LG introduces “World’s First 8k OLED TV” at IFA 2018. (AFP pic)

Anyone who likes to enjoy watching in high resolution has probably invested in a 4K set and is working their way through the Netflix and Amazon 4K shows that show off the television’s capabilities. While many consider this the latest thing, South Korean tech rivals Samsung and LG have each showed off screen technology at the IFA tech event with even more pixels, brighter colours and unmatched contrasts.

Samsung unveiled the Q900R 8K QLED complete with 8K AI Upscaling, a television that will be available as soon as October in four giant sizes — 65, 75, 82 and 85 inches.

As for LG, it introduced an 8K OLED television that’s even bigger — a whopping 88 inches.

So QLED or OLED, what’s the difference?

In short, QLED — quantum dot technology on an LED panel — is a layer of special particles, sitting in front of the backlight, which can emit their own individual colours. Samsung claims its quantum dot technology can bring over a billion shades to the screen.

OLED on the other hand doesn’t require a backlight as the pixels themselves produce the light, hence the name, ‘organic light emitting diode technology.’ This generally allows screens to be thinner and flexible, attributes that LG have been making the most of, as the company revealed a 77-inch flexible screen earlier this year, as well as demonstrating a rollable 18-inch screen back in 2016.

But are we really ready for 8K?

It’s all very well running to the shop and spending over $10,000 on the latest 80-something inch television, but if there isn’t any 8K content to watch is it really worth it?
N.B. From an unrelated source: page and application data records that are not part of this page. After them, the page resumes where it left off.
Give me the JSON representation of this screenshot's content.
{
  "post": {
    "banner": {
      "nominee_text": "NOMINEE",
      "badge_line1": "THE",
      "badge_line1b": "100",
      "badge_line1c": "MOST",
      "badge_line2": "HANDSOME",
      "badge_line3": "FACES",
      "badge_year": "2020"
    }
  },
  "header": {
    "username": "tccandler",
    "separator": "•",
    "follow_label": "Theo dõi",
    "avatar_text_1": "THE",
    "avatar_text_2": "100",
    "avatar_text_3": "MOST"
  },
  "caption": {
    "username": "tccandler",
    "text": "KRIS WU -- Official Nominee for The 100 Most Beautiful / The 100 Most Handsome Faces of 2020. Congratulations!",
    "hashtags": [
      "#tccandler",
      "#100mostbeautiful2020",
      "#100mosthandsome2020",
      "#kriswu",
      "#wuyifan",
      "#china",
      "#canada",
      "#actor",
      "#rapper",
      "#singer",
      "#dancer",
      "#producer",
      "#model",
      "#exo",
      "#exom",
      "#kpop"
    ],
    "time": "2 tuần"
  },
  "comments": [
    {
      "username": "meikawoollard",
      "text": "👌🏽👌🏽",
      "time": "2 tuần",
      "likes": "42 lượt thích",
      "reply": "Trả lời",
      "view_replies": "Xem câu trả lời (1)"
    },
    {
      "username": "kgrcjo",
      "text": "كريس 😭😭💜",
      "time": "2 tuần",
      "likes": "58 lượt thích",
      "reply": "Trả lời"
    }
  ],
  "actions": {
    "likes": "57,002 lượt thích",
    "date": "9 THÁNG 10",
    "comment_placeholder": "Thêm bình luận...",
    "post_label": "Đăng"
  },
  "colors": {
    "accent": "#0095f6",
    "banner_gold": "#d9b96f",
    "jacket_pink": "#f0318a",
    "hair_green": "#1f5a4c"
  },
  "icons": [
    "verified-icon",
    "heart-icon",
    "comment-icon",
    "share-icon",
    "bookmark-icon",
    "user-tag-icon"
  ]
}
For Samsung “8K AI Upscaling” seems to be the brand’s solution to somewhat bridging the gap between the television and non-8K compatible content “regardless of the original source quality or format,” notes the firm. Therefore, as with 4K, those with the means to buy the latest hardware, won’t have the television shows to match — for now.

The Q900R 8K QLED will also feature a Real 8K Resolution capable of 4,000 nit peak brightness – a standard generally met by film studios. And like with all its premium models, there will be just one discrete cable for both the optical cable and power cord, as well as “One Remote” for a clutter-free way to control other connected devices.

Neither brand has given out a price, although there won’t be a long wait for the Samsung Q900R 8K QLED as it’ll be available in stores from end of September. It remains unclear when LG will start delivering their 8K OLED model.